Dog bites and attacks can be life altering for victims. They can result in injuries from minor lacerations to long-term nerve damage and disfigurement. So how can the public protect itself from these types of incidents, particularly when it involves a known dangerous dog?
What is a Dangerous Dog?
According to CRD Bylaw No. 1465, a dangerous dog is “any animal that has attacked or bitten, attempted to attack or bite or chased any person, or animal or wildlife, but excludes any attack by a dog on other animals or wildlife engaged in molesting livestock.” If the dog has already been recognized as a dangerous dog, the owner can be held responsible if the victim decides to sue.
Local Laws with Regard to Dog Bites
Generally, municipalities deal with animal bites and attacks so the first course of action after medical treatment is to contact the local animal control office. When the bite or attack is an emergency, the police should be contacted. Local laws deal with dangerous dogs in a variety of ways from mandating that the animal be muzzled and leashed to actually destroying the dog.
The owner of a dangerous dog can be:
● Fined due to lack of effective control
● Fined up to $2,000 and imprisoned for five years as an assault charge
● Charged with criminal negligence
● Sued for negligence in civil court
You May Be Entitled to Compensation
If you have been bitten by a dangerous dog, you may be entitled to sue the owner for compensation for your injuries. Home insurance policies cover general dog bite injuries But in the case of a dangerous dog, BC law is based on what is known as the “one bite rule”. This means that a victim of a dog attack can bring about a lawsuit if the owner was aware that the dog was a danger. This means that the dog had shown signs of aggression or bitten before. Once that happens, the owner is then on notice that the dog is considered dangerous and that he or she will be liable for any further injuries caused by that dog.
Dog Bites and Negligence
Even if the dog has not been determined dangerous, a victim may still bring about a suit for a dog bite injury in the case where the owner is negligent and shows a lack of care in controlling the dog. When a dog is running at large and injures someone, the owner can be held liable for the dog’s behavior and any injuries caused.
Financially and Emotionally Devastating
A dog bite injury can be devastating both financially and emotionally. Medical care can be expensive and long-term in the case of permanent disability or disfigurement. A suit can order that compensation be paid to the victim to offset the costs and emotional harm of a dog bite injury.
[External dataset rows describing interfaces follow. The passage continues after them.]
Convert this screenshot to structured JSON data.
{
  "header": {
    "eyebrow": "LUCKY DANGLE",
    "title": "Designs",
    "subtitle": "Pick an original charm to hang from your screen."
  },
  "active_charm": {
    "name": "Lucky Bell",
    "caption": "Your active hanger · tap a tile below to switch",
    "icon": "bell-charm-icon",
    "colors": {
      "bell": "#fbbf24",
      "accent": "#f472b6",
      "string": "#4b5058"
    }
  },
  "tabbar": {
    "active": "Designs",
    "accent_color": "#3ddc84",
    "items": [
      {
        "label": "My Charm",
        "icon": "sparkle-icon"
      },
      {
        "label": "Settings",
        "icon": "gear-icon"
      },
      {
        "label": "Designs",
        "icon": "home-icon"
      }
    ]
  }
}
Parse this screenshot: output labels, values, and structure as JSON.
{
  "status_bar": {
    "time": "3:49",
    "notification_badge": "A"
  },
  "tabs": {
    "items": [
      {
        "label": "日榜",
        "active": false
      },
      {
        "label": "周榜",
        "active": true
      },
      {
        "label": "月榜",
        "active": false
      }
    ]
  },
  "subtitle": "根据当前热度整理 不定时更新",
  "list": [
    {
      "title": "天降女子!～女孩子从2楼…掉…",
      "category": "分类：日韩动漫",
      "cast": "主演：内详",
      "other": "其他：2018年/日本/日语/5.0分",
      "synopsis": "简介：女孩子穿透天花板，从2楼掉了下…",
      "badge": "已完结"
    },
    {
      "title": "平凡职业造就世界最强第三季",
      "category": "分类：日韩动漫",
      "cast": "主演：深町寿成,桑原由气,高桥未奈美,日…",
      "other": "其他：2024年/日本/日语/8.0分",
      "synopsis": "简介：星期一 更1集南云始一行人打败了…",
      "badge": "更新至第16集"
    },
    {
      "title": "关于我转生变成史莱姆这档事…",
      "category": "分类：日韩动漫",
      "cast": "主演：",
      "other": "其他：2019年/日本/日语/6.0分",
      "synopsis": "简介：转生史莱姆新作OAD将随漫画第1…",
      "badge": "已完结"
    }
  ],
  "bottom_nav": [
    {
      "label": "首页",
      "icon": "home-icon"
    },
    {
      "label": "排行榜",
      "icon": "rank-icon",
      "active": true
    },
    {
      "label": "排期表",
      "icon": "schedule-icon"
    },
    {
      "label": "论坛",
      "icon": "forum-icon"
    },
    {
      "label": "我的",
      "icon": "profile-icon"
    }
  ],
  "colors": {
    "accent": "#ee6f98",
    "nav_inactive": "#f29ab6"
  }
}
If you have been bitten by a dog, contact a Campbell River injury lawyer for legal advice. The personal injury experts at BIL BC Personal Injury Lawyer offer a free initial consultation to understand your rights and determine if you have grounds for a lawsuit.